Education/Jobs

The Washington Post’s Daniel de Vise profiles Towson University and its strategies to achieve equal graduation rates for whites, blacks and Hispanics.  

And anyone curious about the intricate, closed-door details of the DREAM Act’s journey through the lame-duck session can find it from The Hill’s Mike Lillis here. The bill, which passed the House last Thursday and was tabled by the Senate the next morning, might get squeezed in for a last-second vote just before the 111th Congress officially adjourns some time this month.

Sam Dillon of the New York Times reports that Rep. John Kline (R-Minn.), the new chair of the House Committee on Education and Labor, will likely see eye-to-eye with Education Secretary Arne Duncan on some major changes to the Elementary and Secondary Education Act. The two may clash over President Obama's Race to the Top initiative, Dillon writes. 

While much has been made of the disproportionate amount of government student loans going to the for-profit college sector compared to public and private colleges and universities, ProPublica’s Sharona Coutts looks at for-profit colleges’ collection of Post 9/11 G.I. Bill funding. Coutts posts a list of the 500 schools receiving the most tuition money from this bill – many of which are for-profit schools.

From Youth Today: Nancy Lewis reports on Sen. Tom Harkin’s (D-Iowa) concerns over the services provided to returning veterans by for-profit colleges.

Juvenile Justice

Ernie Allen, CEO of the National Center for Missing and Exploited Children, told Scripps Howard reporter Isaac Wolf that states should get more time to implement the Adam Walsh Act before they face cuts to federal funds from the Justice Department. As is, states will lose 10 percent of a Justice block grant if they do not comply by July, although Justice appears to have found a way around that already.

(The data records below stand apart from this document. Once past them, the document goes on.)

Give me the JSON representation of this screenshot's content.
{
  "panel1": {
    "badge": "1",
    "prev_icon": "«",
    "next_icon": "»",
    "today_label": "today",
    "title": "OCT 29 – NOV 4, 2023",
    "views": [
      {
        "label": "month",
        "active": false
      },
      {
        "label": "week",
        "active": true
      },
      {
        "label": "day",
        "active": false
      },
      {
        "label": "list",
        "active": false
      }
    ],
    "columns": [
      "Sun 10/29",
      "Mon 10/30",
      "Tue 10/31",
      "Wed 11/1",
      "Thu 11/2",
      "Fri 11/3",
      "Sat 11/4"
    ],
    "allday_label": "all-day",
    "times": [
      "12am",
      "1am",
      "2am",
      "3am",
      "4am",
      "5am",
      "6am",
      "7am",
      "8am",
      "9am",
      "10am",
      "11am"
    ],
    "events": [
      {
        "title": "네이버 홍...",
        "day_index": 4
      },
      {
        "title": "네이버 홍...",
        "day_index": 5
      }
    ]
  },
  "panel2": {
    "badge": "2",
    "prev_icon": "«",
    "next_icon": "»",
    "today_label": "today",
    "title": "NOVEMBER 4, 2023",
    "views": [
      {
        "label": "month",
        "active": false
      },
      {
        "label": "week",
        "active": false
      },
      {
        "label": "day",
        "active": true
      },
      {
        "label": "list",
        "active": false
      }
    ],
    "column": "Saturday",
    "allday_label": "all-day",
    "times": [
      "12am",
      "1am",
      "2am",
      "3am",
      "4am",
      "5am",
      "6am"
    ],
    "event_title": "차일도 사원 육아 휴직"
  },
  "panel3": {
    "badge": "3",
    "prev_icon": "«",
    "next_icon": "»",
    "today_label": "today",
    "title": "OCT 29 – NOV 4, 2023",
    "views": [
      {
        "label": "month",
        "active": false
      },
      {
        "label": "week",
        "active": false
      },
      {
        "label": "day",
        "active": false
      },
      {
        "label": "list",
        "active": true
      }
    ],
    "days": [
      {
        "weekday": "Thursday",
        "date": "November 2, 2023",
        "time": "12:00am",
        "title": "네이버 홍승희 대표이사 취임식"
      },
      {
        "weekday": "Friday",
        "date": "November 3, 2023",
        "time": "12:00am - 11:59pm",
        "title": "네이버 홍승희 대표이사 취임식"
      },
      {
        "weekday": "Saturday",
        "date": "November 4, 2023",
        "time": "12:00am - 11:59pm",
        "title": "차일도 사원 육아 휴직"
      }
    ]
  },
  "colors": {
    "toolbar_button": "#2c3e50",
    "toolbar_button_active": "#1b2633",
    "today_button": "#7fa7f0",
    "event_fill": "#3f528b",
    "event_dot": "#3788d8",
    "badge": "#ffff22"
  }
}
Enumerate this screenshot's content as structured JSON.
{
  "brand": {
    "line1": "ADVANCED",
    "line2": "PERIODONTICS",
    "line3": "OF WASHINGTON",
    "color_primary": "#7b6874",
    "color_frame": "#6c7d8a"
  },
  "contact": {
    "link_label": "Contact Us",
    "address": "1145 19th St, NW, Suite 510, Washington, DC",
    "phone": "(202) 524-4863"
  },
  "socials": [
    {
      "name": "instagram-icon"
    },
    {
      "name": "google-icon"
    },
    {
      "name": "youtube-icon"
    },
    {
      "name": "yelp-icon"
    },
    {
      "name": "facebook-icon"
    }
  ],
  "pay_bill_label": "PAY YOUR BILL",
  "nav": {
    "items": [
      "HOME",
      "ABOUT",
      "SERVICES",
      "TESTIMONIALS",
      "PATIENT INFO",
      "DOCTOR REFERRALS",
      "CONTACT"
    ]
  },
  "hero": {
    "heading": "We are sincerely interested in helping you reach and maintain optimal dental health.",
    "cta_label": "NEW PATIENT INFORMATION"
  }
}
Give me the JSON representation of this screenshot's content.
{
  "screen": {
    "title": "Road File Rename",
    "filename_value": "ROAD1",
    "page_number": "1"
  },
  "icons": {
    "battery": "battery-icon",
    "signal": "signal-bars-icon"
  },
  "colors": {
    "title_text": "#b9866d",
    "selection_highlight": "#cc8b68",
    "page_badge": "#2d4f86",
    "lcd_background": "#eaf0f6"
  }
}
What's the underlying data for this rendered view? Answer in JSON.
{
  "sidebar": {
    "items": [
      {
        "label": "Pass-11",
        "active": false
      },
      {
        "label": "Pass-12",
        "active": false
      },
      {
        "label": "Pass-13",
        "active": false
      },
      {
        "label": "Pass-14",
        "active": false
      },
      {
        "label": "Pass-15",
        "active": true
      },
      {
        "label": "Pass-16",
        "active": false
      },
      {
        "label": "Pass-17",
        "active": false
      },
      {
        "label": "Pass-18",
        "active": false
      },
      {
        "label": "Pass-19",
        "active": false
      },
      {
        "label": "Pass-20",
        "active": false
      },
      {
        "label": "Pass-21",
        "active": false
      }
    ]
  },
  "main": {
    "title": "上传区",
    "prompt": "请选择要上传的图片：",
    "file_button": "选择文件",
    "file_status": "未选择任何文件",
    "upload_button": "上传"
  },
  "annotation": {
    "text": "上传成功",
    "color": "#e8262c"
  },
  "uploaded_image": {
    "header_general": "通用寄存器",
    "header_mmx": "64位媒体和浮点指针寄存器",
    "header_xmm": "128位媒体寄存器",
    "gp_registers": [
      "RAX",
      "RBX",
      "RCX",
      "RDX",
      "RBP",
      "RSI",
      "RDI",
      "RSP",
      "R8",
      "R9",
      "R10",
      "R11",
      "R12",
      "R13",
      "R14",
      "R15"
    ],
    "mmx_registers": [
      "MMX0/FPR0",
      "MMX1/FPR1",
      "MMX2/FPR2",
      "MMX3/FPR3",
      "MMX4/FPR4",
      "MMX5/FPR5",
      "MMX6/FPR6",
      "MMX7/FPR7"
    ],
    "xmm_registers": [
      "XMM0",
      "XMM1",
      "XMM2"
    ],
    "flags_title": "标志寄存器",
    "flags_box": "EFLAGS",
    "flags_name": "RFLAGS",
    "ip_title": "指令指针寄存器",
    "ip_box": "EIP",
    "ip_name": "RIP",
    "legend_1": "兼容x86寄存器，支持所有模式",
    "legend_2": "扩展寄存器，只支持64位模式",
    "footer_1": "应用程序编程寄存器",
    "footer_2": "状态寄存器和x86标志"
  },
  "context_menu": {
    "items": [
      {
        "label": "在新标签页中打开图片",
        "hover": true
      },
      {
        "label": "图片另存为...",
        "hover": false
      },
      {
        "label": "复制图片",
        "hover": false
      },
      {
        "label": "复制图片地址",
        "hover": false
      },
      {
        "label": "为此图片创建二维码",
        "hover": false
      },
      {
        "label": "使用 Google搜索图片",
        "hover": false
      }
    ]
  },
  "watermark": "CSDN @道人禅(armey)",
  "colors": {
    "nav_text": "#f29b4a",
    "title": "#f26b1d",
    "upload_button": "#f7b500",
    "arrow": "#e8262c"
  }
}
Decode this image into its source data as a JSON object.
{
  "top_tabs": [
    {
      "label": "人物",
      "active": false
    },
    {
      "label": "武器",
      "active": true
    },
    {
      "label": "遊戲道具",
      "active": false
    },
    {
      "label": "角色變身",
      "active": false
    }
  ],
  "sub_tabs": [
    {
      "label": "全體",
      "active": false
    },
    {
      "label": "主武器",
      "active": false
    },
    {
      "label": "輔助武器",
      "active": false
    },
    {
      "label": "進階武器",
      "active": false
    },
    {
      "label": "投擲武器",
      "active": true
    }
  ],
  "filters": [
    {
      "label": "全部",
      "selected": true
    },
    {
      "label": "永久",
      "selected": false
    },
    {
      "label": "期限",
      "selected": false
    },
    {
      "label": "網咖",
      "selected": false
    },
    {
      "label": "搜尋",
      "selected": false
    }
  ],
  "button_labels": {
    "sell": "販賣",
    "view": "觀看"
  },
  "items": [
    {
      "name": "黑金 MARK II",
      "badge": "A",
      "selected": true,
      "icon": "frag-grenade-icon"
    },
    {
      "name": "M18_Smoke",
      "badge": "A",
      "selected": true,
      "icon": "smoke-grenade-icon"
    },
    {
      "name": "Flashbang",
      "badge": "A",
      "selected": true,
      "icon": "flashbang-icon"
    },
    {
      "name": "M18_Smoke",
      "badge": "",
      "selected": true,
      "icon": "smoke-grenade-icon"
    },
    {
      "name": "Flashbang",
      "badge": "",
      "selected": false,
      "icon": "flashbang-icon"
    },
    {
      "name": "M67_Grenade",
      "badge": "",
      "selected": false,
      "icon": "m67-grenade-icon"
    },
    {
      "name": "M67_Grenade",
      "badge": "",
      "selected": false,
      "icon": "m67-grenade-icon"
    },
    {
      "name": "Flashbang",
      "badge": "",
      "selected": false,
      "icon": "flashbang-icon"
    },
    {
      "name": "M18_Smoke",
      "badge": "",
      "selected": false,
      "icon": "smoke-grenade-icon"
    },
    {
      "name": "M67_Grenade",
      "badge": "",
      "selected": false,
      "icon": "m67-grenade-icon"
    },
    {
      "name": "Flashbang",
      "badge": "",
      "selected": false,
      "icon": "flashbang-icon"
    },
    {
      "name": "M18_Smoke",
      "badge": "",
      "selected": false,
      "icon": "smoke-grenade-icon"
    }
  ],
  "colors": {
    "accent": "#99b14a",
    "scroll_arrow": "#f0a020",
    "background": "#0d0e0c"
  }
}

The case against Contra Costa County juvenile justice worker Thomas Jewell is getting uglier by the day. Contra Costa Times reporters Robert Salonga and Sandy Kleffman reported over the weekend on a potential second molestation victim of Jewell, who was originally arrested for child pornography charges. Jewell was a therapist with the county’s youth offender treatment program at the juvenile hall.

Lynn Arditi of the Providence Journal reported over the weekend on truants who have been punished with a night at the state training school for acting out in truancy court proceedings or for missing school. The truancy court, which was established in Rhode Island by former chief juvenile judge Jeremiah Jeremiah; he and other officials who started the diversion program are involved in a class-action lawsuit with the American Civil Liberties Union over the way the court operates. 

Shut the doors already at all of these near-empty juvenile facilities, the New York Times editorial board tells Gov.-elect Andrew Cuomo.

Miscellaneous

Something to discuss with youths and young adults: A number of credit card companies have begun heavy recruiting of new card holders after three years of sluggish profit and plummeting credit scores, reports the New York Times’s Eric Dash. It will likely be harder to get approved, Dash reports, but the offers are being made to riskier borrowers again. 

Elaine Wilson of Infozine reports that the Department of Defense will work with 13 states to increase the quality and availability of community child care services for members of the armed services.